Provided material:
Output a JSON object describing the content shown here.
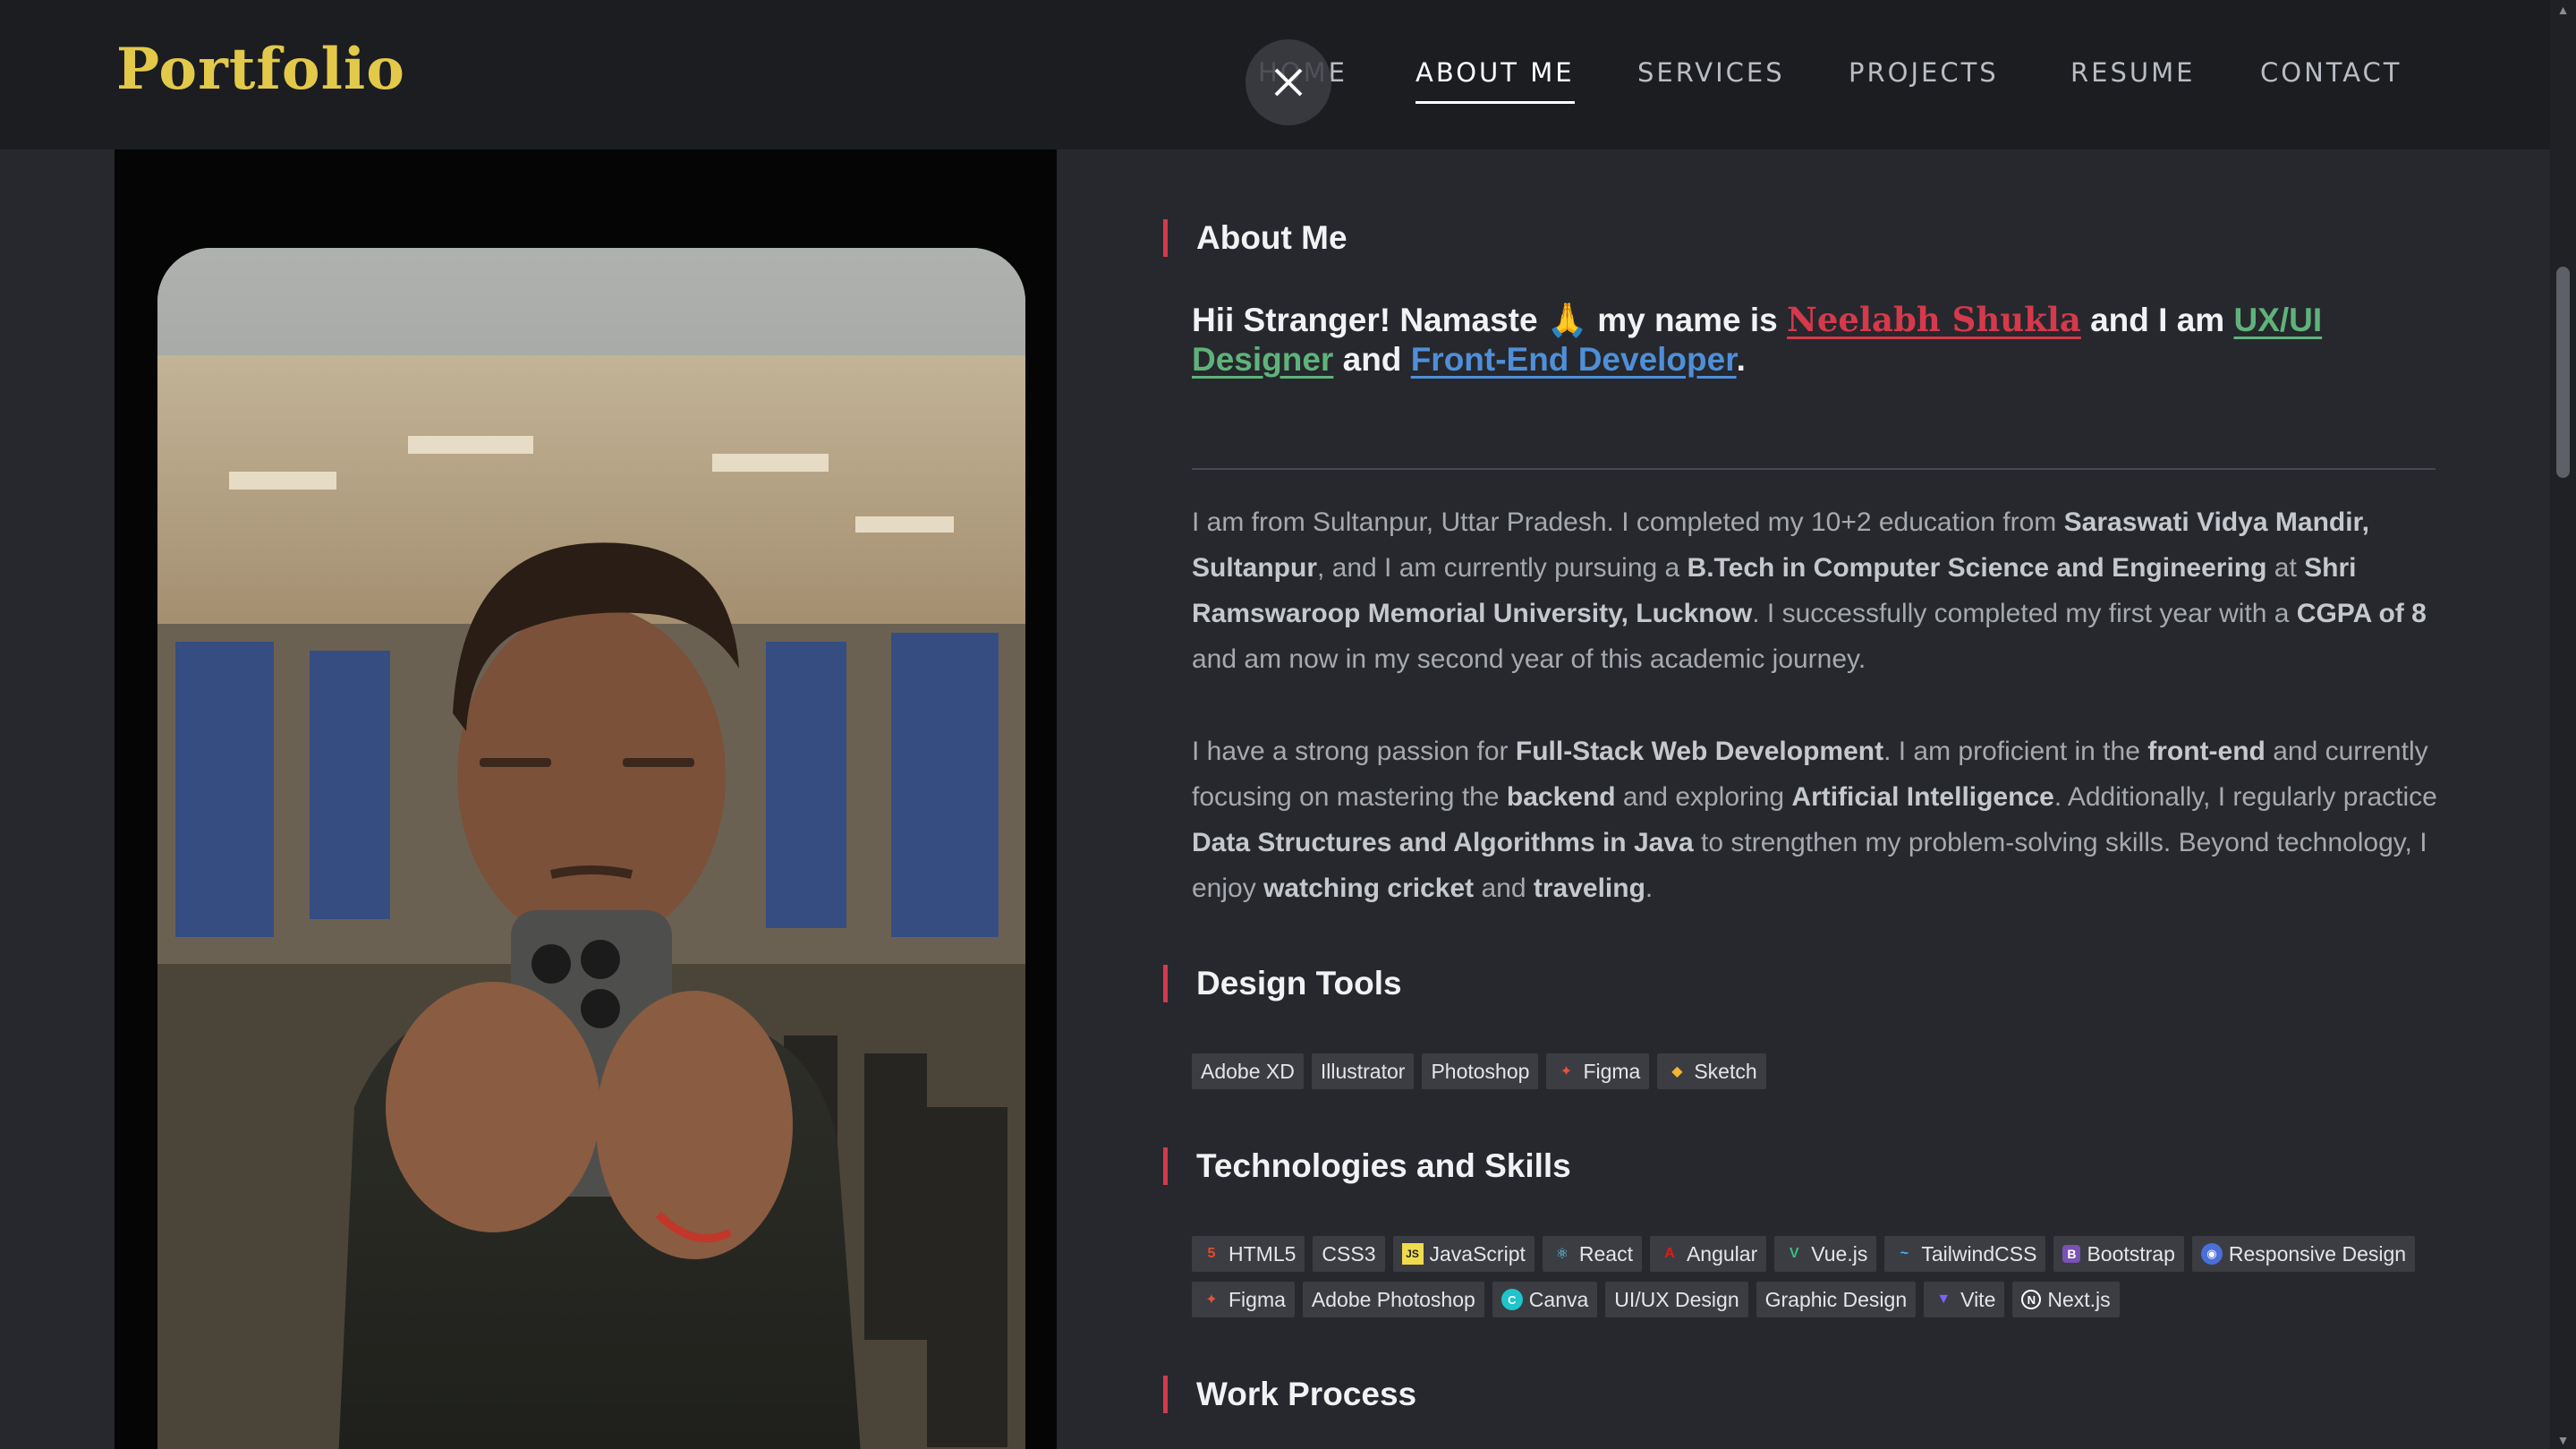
{
  "header": {
    "logo": "Portfolio",
    "nav": [
      "HOME",
      "ABOUT ME",
      "SERVICES",
      "PROJECTS",
      "RESUME",
      "CONTACT"
    ],
    "active_nav": "ABOUT ME"
  },
  "about": {
    "title": "About Me",
    "intro_greeting": "Hii Stranger!  Namaste 🙏 my name is ",
    "intro_name": "Neelabh Shukla",
    "intro_mid": " and I am ",
    "intro_role1": "UX/UI Designer",
    "intro_and": " and ",
    "intro_role2": "Front-End Developer",
    "intro_end": "."
  },
  "paragraph1": [
    [
      "t",
      "I am from Sultanpur, Uttar Pradesh. I completed my 10+2 education from "
    ],
    [
      "b",
      "Saraswati Vidya Mandir, Sultanpur"
    ],
    [
      "t",
      ", and I am currently pursuing a "
    ],
    [
      "b",
      "B.Tech in Computer Science and Engineering"
    ],
    [
      "t",
      " at "
    ],
    [
      "b",
      "Shri Ramswaroop Memorial University, Lucknow"
    ],
    [
      "t",
      ". I successfully completed my first year with a "
    ],
    [
      "b",
      "CGPA of 8"
    ],
    [
      "t",
      " and am now in my second year of this academic journey."
    ]
  ],
  "paragraph2": [
    [
      "t",
      "I have a strong passion for "
    ],
    [
      "b",
      "Full-Stack Web Development"
    ],
    [
      "t",
      ". I am proficient in the "
    ],
    [
      "b",
      "front-end"
    ],
    [
      "t",
      " and currently focusing on mastering the "
    ],
    [
      "b",
      "backend"
    ],
    [
      "t",
      " and exploring "
    ],
    [
      "b",
      "Artificial Intelligence"
    ],
    [
      "t",
      ". Additionally, I regularly practice "
    ],
    [
      "b",
      "Data Structures and Algorithms in Java"
    ],
    [
      "t",
      " to strengthen my problem-solving skills. Beyond technology, I enjoy "
    ],
    [
      "b",
      "watching cricket"
    ],
    [
      "t",
      " and "
    ],
    [
      "b",
      "traveling"
    ],
    [
      "t",
      "."
    ]
  ],
  "design_tools": {
    "title": "Design Tools",
    "items": [
      {
        "label": "Adobe XD",
        "icon": ""
      },
      {
        "label": "Illustrator",
        "icon": ""
      },
      {
        "label": "Photoshop",
        "icon": ""
      },
      {
        "label": "Figma",
        "icon": "figma-icon",
        "color": "#e2553a"
      },
      {
        "label": "Sketch",
        "icon": "sketch-icon",
        "color": "#f2b632"
      }
    ]
  },
  "skills": {
    "title": "Technologies and Skills",
    "items": [
      {
        "label": "HTML5",
        "icon": "html5-icon",
        "color": "#e44d26"
      },
      {
        "label": "CSS3",
        "icon": ""
      },
      {
        "label": "JavaScript",
        "icon": "javascript-icon",
        "color": "#f0db4f"
      },
      {
        "label": "React",
        "icon": "react-icon",
        "color": "#61dafb"
      },
      {
        "label": "Angular",
        "icon": "angular-icon",
        "color": "#dd1b16"
      },
      {
        "label": "Vue.js",
        "icon": "vue-icon",
        "color": "#41b883"
      },
      {
        "label": "TailwindCSS",
        "icon": "tailwind-icon",
        "color": "#38bdf8"
      },
      {
        "label": "Bootstrap",
        "icon": "bootstrap-icon",
        "color": "#7952b3"
      },
      {
        "label": "Responsive Design",
        "icon": "responsive-icon",
        "color": "#4a6fd8"
      },
      {
        "label": "Figma",
        "icon": "figma-icon",
        "color": "#e2553a"
      },
      {
        "label": "Adobe Photoshop",
        "icon": ""
      },
      {
        "label": "Canva",
        "icon": "canva-icon",
        "color": "#20c4cb"
      },
      {
        "label": "UI/UX Design",
        "icon": ""
      },
      {
        "label": "Graphic Design",
        "icon": ""
      },
      {
        "label": "Vite",
        "icon": "vite-icon",
        "color": "#7b61ff"
      },
      {
        "label": "Next.js",
        "icon": "nextjs-icon",
        "color": "#ffffff"
      }
    ]
  },
  "work_process": {
    "title": "Work Process"
  }
}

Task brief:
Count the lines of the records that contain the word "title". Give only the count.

Answer to the problem:
4